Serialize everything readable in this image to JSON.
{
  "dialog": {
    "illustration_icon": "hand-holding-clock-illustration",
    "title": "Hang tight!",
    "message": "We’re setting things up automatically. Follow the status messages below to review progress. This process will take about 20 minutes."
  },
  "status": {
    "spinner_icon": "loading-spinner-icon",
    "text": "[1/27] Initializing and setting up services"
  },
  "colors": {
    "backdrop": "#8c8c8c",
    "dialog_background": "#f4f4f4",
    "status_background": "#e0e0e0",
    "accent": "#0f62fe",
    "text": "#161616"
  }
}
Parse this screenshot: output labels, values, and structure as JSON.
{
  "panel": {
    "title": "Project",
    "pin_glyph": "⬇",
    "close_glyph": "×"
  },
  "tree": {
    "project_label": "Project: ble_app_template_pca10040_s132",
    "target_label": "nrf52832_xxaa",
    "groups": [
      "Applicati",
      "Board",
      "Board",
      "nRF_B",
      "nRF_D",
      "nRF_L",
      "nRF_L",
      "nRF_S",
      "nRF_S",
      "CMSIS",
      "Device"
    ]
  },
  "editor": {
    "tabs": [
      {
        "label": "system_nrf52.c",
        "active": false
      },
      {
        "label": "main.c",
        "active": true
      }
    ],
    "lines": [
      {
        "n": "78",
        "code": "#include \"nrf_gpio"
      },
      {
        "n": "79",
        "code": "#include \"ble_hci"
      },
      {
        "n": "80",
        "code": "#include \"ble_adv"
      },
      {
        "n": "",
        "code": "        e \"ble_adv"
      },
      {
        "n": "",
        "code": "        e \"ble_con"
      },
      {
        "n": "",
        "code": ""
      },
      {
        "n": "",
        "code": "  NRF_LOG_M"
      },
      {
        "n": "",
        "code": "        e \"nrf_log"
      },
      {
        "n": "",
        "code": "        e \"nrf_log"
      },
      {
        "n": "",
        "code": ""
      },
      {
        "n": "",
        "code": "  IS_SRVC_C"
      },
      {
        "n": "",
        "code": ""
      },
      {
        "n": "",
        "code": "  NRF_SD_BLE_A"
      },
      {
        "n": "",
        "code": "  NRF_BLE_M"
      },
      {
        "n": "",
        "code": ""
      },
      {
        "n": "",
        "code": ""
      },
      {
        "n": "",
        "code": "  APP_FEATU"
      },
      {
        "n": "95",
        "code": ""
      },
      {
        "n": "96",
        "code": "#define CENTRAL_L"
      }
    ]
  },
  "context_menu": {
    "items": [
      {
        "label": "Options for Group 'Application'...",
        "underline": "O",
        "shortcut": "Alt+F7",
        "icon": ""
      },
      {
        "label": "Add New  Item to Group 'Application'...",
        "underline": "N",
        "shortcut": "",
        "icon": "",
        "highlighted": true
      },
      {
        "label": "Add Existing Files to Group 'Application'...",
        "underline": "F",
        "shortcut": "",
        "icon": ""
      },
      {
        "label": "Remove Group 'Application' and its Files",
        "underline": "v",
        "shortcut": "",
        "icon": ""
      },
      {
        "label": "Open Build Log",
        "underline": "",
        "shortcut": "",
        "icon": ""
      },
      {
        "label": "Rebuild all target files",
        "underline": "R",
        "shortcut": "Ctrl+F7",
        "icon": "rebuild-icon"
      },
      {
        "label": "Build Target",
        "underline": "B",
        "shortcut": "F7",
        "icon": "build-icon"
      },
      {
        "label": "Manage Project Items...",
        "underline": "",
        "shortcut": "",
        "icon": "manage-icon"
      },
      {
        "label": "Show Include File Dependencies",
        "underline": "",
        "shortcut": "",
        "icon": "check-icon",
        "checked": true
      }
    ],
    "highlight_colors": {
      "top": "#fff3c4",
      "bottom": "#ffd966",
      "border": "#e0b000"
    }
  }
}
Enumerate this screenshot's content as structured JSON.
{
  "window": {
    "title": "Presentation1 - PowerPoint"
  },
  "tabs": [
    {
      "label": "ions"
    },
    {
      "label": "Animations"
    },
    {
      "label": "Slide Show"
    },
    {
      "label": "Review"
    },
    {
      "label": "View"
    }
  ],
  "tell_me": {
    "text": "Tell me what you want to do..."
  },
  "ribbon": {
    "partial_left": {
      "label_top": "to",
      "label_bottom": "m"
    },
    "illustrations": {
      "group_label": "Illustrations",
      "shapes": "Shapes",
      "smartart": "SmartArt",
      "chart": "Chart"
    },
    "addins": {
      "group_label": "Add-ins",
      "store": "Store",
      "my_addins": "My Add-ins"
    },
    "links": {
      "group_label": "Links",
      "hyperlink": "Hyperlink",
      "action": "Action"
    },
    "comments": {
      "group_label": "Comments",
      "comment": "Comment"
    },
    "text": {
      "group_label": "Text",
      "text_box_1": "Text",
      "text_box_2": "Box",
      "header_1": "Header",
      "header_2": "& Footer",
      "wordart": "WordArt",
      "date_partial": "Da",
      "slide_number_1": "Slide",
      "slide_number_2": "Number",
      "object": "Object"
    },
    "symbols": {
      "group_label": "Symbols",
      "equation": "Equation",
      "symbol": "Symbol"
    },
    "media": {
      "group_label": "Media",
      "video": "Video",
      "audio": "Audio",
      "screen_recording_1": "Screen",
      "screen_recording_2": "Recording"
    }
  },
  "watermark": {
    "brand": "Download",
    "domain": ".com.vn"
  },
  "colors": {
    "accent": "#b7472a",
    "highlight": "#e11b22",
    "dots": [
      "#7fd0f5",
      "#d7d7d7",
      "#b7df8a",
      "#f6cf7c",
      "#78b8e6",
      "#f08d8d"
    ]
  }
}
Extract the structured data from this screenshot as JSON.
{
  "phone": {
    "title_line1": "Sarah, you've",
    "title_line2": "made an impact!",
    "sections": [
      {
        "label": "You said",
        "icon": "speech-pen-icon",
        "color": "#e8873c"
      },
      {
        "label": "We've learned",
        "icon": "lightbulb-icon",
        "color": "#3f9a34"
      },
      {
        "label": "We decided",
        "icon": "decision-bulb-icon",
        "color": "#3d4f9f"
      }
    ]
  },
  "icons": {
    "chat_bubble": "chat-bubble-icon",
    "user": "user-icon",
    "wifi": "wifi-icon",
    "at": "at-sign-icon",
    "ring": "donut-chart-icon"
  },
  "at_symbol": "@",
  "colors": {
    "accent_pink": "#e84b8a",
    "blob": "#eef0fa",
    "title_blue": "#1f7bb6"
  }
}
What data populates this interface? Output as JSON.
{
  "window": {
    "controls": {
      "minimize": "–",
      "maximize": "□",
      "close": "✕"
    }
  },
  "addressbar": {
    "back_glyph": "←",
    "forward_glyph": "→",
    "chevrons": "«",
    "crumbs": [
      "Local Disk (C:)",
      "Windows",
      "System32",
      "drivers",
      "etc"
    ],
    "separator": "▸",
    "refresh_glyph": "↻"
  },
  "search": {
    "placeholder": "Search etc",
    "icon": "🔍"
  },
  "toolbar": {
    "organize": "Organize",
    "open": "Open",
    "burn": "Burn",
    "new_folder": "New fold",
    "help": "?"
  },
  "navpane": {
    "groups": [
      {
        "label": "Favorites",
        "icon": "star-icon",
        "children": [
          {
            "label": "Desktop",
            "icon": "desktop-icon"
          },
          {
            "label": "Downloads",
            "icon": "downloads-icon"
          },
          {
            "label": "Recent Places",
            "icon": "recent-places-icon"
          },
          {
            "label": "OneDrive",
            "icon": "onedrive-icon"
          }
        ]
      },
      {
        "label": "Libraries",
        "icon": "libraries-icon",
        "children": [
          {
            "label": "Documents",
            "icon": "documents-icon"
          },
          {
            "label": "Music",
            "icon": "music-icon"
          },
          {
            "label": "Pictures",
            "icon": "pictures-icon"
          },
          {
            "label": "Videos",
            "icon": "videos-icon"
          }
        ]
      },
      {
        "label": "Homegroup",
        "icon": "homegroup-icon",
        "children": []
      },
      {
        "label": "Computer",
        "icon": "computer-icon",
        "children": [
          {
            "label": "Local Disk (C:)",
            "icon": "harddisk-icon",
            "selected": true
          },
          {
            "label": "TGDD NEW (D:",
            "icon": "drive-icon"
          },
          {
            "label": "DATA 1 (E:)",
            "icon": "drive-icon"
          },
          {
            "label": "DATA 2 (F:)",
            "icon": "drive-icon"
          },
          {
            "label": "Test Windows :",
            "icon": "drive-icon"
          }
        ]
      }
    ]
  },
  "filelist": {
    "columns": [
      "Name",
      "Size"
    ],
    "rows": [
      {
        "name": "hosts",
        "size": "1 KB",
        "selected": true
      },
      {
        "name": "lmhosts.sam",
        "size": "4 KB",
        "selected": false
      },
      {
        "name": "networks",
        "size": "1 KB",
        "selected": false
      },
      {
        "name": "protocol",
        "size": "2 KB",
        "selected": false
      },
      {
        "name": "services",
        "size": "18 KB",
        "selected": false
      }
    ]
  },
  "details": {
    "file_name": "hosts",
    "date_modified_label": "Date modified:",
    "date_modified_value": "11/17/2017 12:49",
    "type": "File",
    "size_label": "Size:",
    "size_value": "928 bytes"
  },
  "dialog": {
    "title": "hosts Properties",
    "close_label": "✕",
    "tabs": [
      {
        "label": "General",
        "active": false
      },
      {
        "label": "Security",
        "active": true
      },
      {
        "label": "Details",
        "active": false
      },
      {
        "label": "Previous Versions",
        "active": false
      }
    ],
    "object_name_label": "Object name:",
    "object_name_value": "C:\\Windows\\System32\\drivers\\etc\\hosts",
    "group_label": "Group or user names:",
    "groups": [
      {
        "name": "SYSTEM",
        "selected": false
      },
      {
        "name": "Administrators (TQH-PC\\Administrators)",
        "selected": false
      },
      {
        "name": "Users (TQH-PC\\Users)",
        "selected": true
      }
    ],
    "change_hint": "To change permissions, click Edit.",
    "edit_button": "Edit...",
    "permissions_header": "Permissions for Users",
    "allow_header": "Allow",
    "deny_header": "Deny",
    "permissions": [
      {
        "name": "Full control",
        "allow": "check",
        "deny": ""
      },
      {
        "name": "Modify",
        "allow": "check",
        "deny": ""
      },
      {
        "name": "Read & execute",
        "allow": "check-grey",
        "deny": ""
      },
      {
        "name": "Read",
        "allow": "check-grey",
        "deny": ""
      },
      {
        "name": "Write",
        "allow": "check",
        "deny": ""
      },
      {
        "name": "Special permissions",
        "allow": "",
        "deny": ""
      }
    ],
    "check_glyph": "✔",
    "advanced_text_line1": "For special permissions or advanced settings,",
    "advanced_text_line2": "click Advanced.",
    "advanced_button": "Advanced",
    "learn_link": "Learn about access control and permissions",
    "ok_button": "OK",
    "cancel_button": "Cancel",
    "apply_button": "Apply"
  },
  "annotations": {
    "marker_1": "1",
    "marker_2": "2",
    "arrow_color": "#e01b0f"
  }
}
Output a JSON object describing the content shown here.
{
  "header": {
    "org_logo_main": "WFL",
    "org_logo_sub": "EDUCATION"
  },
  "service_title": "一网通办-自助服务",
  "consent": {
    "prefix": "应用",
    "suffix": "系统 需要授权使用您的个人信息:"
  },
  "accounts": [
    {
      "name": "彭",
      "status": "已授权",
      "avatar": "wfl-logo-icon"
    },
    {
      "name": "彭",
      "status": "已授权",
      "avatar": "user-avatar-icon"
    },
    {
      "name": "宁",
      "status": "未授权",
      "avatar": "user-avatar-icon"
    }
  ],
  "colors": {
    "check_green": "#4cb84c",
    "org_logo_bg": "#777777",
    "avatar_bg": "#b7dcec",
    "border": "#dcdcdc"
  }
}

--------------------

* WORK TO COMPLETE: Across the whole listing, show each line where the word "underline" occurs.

* RESPONSE TO THIS TASK:
        "underline": "O",
        "underline": "N",
        "underline": "F",
        "underline": "v",
        "underline": "",
        "underline": "R",
        "underline": "B",
        "underline": "",
        "underline": "",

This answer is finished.